Summer is over - in most parts of the world, that is. Here in Phoenix, we still have a few weeks of +100 degrees to go, so ice cream season is still in full swing. Reading Marian's entry below on peaches made me think of a scene in my third book, The Drop Edge of Yonder, wherein Alafair makes a batch of rich peach ice cream for her son's eighteenth birthday.
Hand-cranked, homemade ice cream is not only a rare treat to eat, making it is also great aerobic exercise and a good way to increase upper body strength.
An ice cream freezer from the era I write about (1910s) was basically a large lidded tin can that fit down into a wooden bucket. The lid had a hole in the middle, through which was inserted a dasher, which somewhat resembled an oar. The handle of the dasher protruded from the hole and was attached to a hand crank, which had to be turned continuously until the ice cream was frozen.
The recipe for ice cream does not have to be complicated, by any means. An excellent ice cream can be made with a half-pound of sugar beaten into a quart of sweet cream. Add some sweetened fruit puree or just some vanilla extract, freeze, and devour. The recipe I used for my book uses a custard base, which is more work, but worth it.
Peach Ice Cream
1/2 cup sugar
3 egg yolks, beaten
1/4 tsp. salt
1 tsp. vanilla
1 cup milk
2 cups heavy cream
Puree of four or five peaches, which Alafair would have done by mashing the flesh of the fruit through a sieve with the back of a large wooden spoon. Sweeten the peaches with another 1/2 cup sugar, if desired.
Mix sugar, salt, milk and egg yolks in a saucepan. Cook over medium heat, stirring constantly, just until bubbles begin to appear around the edge of the pan. Cool to room temperature. Stir in the cream, vanilla, and peach puree.
Pour the ice cream mixture into the freezer can. Fill the can only two-thirds full, to allow for expansion as the ice cream freezes. Fit the can into the bucket, insert the dasher and put the lid on the can, then attach the crank.
Fill the freezer tub one-third full of ice, then alternate the rock salt and remaining ice, filling the bucket to the top of the can. Use about four parts ice to one part salt. Turn the dasher slowly until the ice partially melts and makes a brine. Then crank rapidly until it's hard to turn the dasher. How long this will take depends on the weather. If you're lucky, the ice cream will set in ten minutes or so. Or it may take half an hour. Or it may not want to set properly at all. It's all very mysterious.
When it does happen, remove the ice from around the top of the can and remove the dasher. Plug the hole in the lid and replace it on the can. Refill the bucket with ice and salt and leave the ice cream to "ripen" for several hours.
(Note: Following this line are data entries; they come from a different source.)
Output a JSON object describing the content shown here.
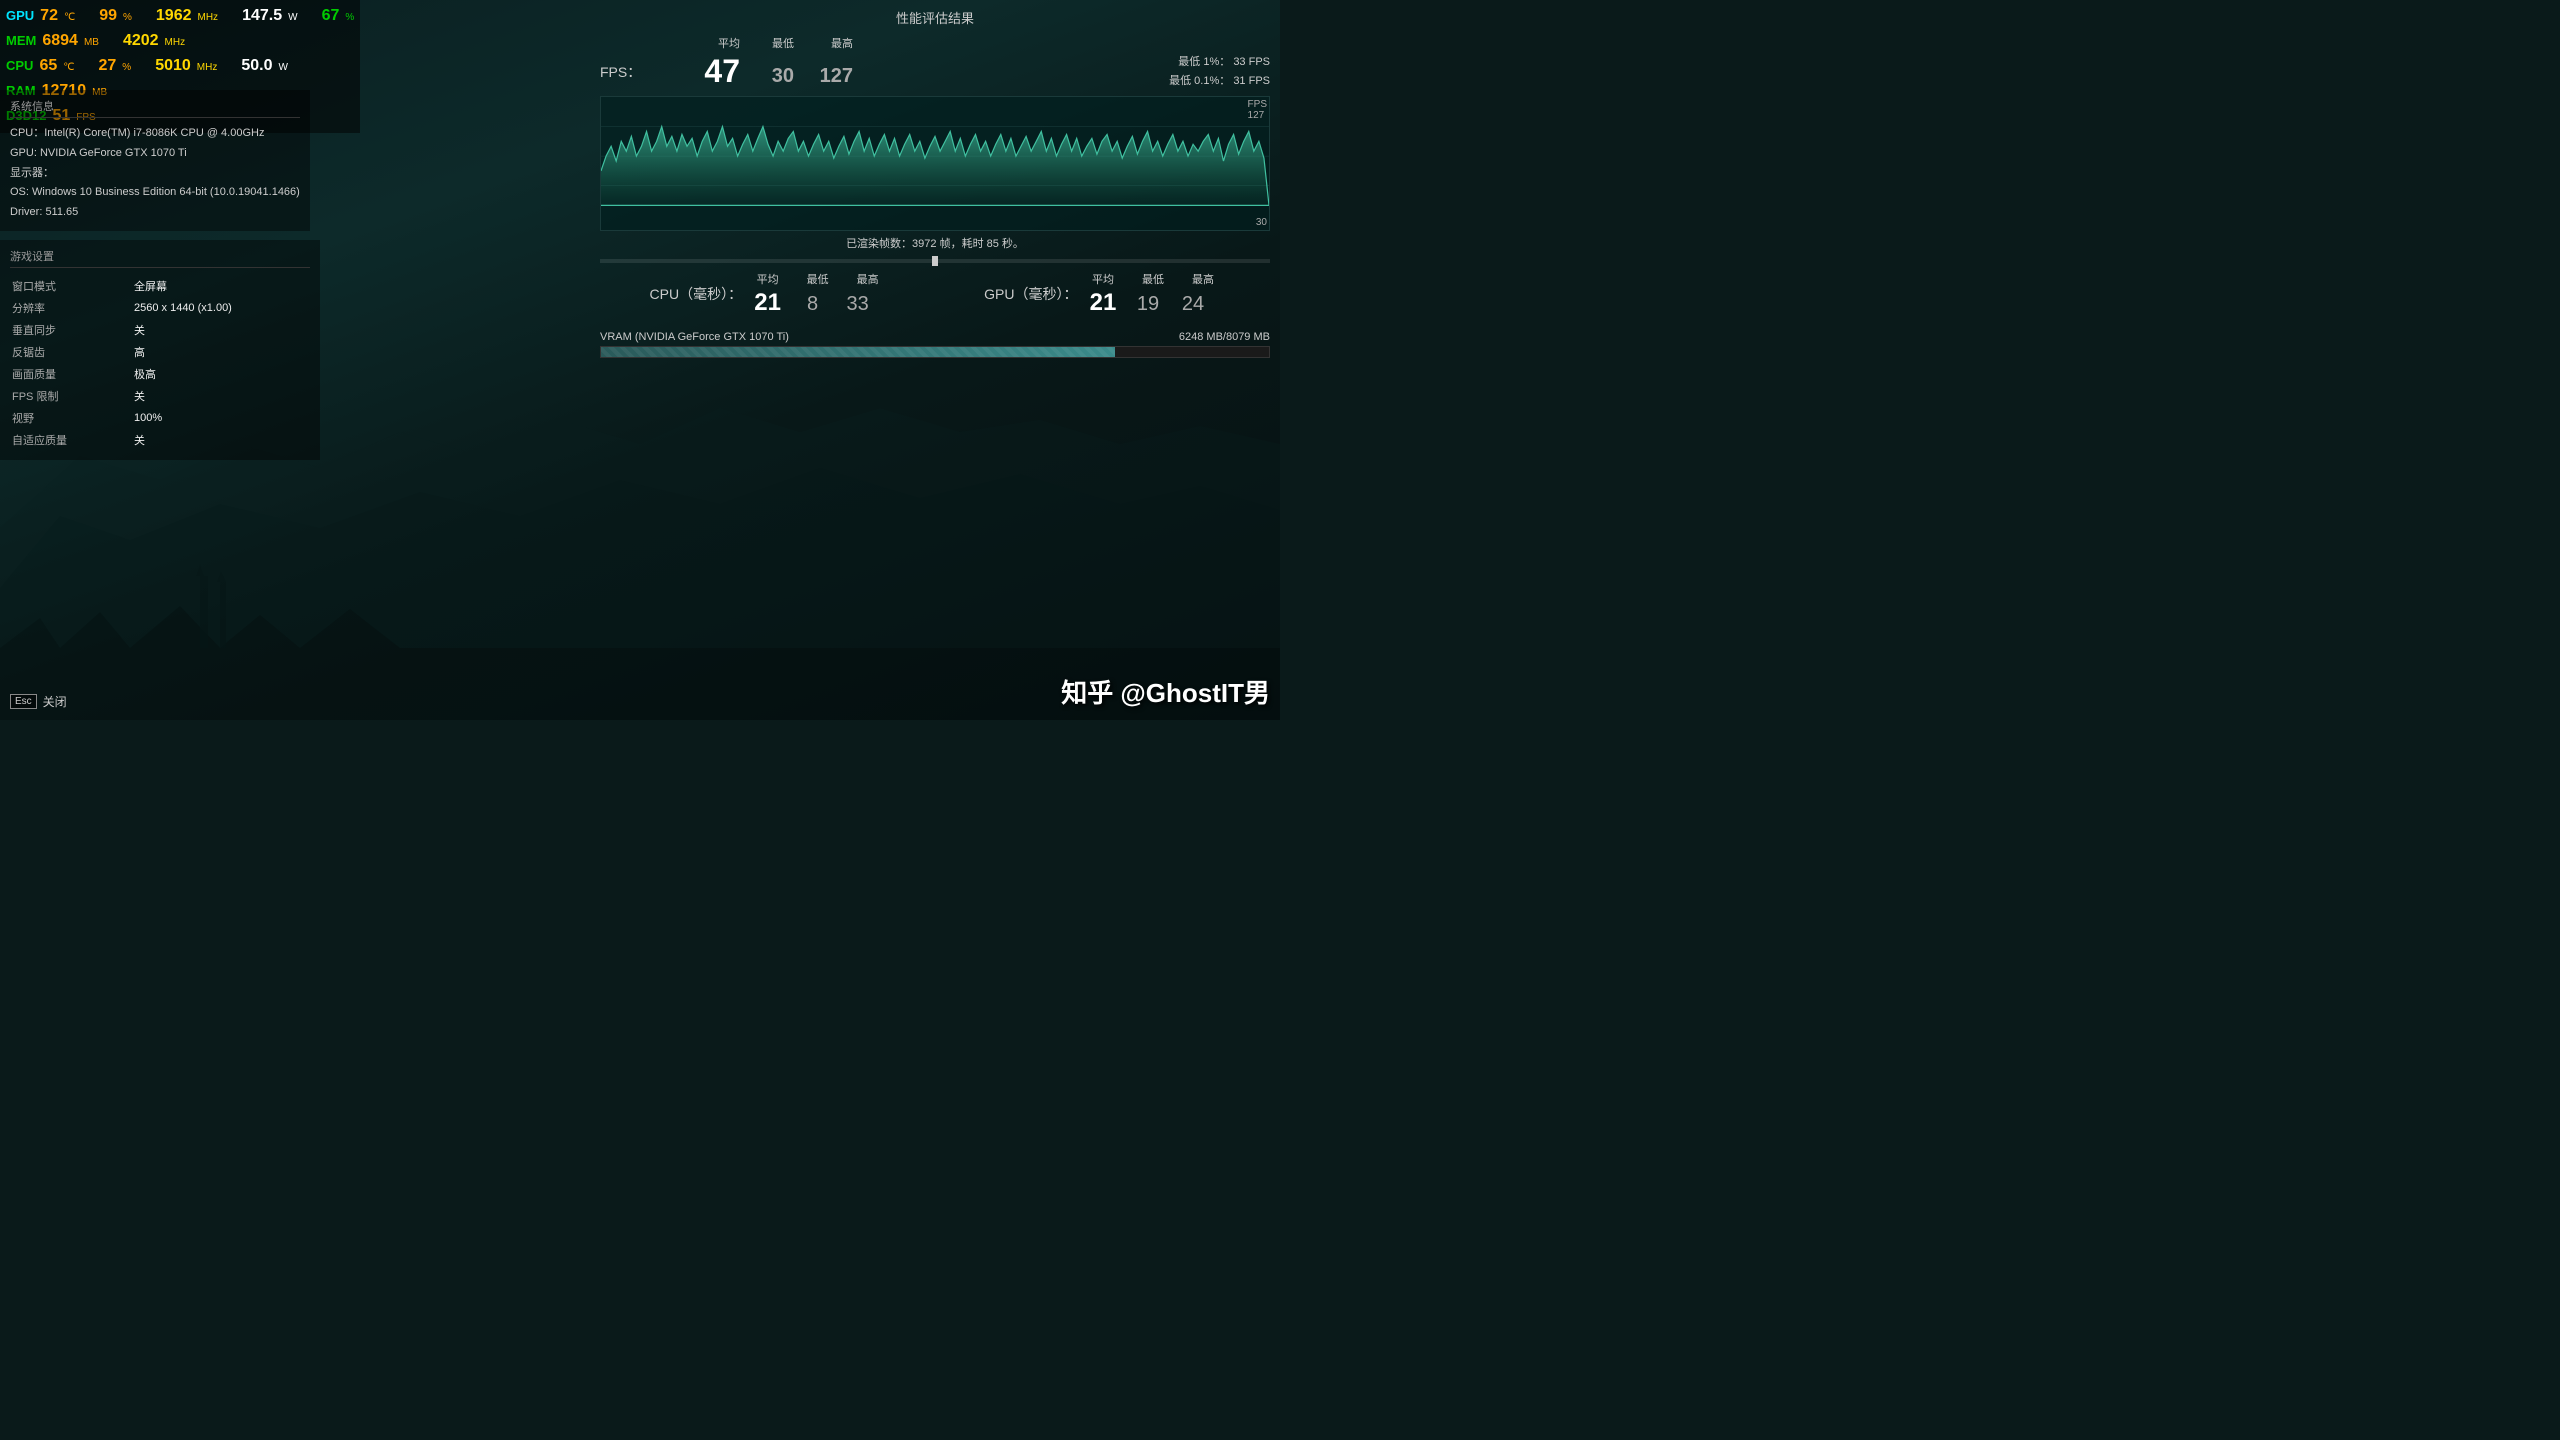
{
  "hw_monitor": {
    "gpu_label": "GPU",
    "gpu_temp": "72",
    "gpu_temp_unit": "℃",
    "gpu_usage": "99",
    "gpu_usage_unit": "%",
    "gpu_clock": "1962",
    "gpu_clock_unit": "MHz",
    "gpu_power": "147.5",
    "gpu_power_unit": "W",
    "gpu_vram": "67",
    "gpu_vram_unit": "%",
    "mem_label": "MEM",
    "mem_val": "6894",
    "mem_unit": "MB",
    "mem_clock": "4202",
    "mem_clock_unit": "MHz",
    "cpu_label": "CPU",
    "cpu_temp": "65",
    "cpu_temp_unit": "℃",
    "cpu_usage": "27",
    "cpu_usage_unit": "%",
    "cpu_clock": "5010",
    "cpu_clock_unit": "MHz",
    "cpu_power": "50.0",
    "cpu_power_unit": "W",
    "ram_label": "RAM",
    "ram_val": "12710",
    "ram_unit": "MB",
    "d3d_label": "D3D12",
    "d3d_fps": "51",
    "d3d_fps_unit": "FPS"
  },
  "system_info": {
    "title": "系统信息",
    "cpu": "CPU：Intel(R) Core(TM) i7-8086K CPU @ 4.00GHz",
    "gpu": "GPU: NVIDIA GeForce GTX 1070 Ti",
    "display": "显示器：",
    "os": "OS: Windows 10 Business Edition 64-bit (10.0.19041.1466)",
    "driver": "Driver: 511.65"
  },
  "game_settings": {
    "title": "游戏设置",
    "rows": [
      {
        "key": "窗口模式",
        "value": "全屏幕"
      },
      {
        "key": "分辨率",
        "value": "2560 x 1440 (x1.00)"
      },
      {
        "key": "垂直同步",
        "value": "关"
      },
      {
        "key": "反锯齿",
        "value": "高"
      },
      {
        "key": "画面质量",
        "value": "极高"
      },
      {
        "key": "FPS 限制",
        "value": "关"
      },
      {
        "key": "视野",
        "value": "100%"
      },
      {
        "key": "自适应质量",
        "value": "关"
      }
    ]
  },
  "perf_panel": {
    "title": "性能评估结果",
    "fps_label": "FPS：",
    "avg_label": "平均",
    "min_label": "最低",
    "max_label": "最高",
    "fps_avg": "47",
    "fps_min": "30",
    "fps_max": "127",
    "fps_low1_label": "最低 1%：",
    "fps_low1_val": "33 FPS",
    "fps_low01_label": "最低 0.1%：",
    "fps_low01_val": "31 FPS",
    "chart_fps_top": "FPS",
    "chart_fps_top_val": "127",
    "chart_fps_bottom_val": "30",
    "rendered_frames": "已渲染帧数：3972 帧，耗时 85 秒。",
    "cpu_label": "CPU（毫秒）：",
    "cpu_avg_h": "平均",
    "cpu_min_h": "最低",
    "cpu_max_h": "最高",
    "cpu_avg": "21",
    "cpu_min": "8",
    "cpu_max": "33",
    "gpu_label": "GPU（毫秒）：",
    "gpu_avg_h": "平均",
    "gpu_min_h": "最低",
    "gpu_max_h": "最高",
    "gpu_avg": "21",
    "gpu_min": "19",
    "gpu_max": "24",
    "vram_label": "VRAM (NVIDIA GeForce GTX 1070 Ti)",
    "vram_value": "6248 MB/8079 MB",
    "vram_percent": 77
  },
  "footer": {
    "esc_label": "Esc",
    "close_label": "关闭",
    "watermark": "知乎 @GhostIT男"
  }
}
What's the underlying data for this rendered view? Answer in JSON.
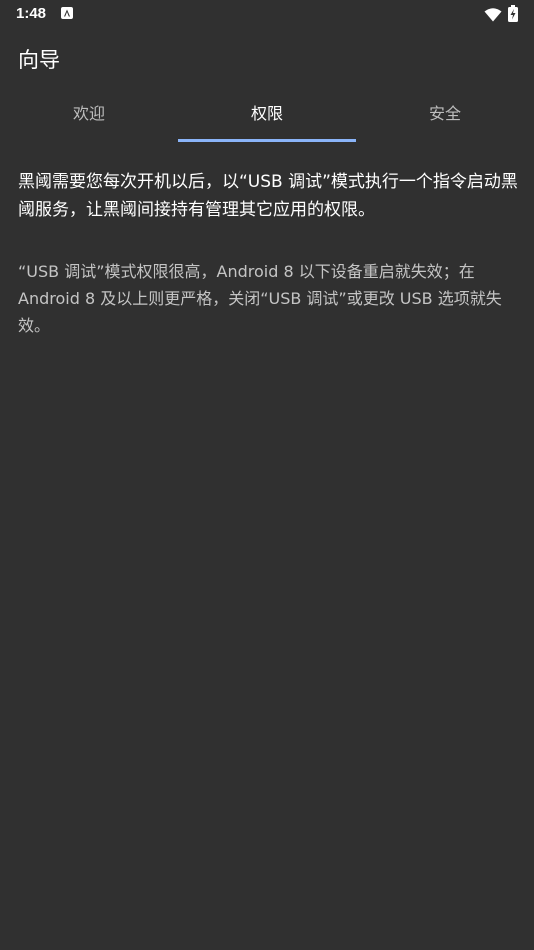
{
  "status_bar": {
    "time": "1:48",
    "icons": [
      "notification-a-icon",
      "wifi-icon",
      "battery-charging-icon"
    ]
  },
  "app_bar": {
    "title": "向导"
  },
  "tabs": [
    {
      "label": "欢迎",
      "active": false
    },
    {
      "label": "权限",
      "active": true
    },
    {
      "label": "安全",
      "active": false
    }
  ],
  "content": {
    "paragraph_main": "黑阈需要您每次开机以后，以“USB 调试”模式执行一个指令启动黑阈服务，让黑阈间接持有管理其它应用的权限。",
    "paragraph_note": "“USB 调试”模式权限很高，Android 8 以下设备重启就失效；在 Android 8 及以上则更严格，关闭“USB 调试”或更改 USB 选项就失效。"
  },
  "colors": {
    "background": "#303030",
    "accent": "#8ab4f8",
    "text_primary": "#ffffff",
    "text_secondary": "#c4c4c4"
  }
}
"Ripening" makes a firmer dessert. However, when the day is hot and a bunch of impatient kids are clamoring about, a bowl full of soft, semi-frozen cream that has to be gobbled up before it turns back into liquid is perfectly delicious.
My husband Don remembers that the homemade ice cream his family made for Labor Day always had a touch of saltiness, since the a little bit of the salt packed in with the ice on the outside of the bucket never failed to seep in. His older brother Gary did the churning, which Gary thought unjust, since he didn't like ice cream. But he did it anyway, because after all, that was the Labor Day tradition.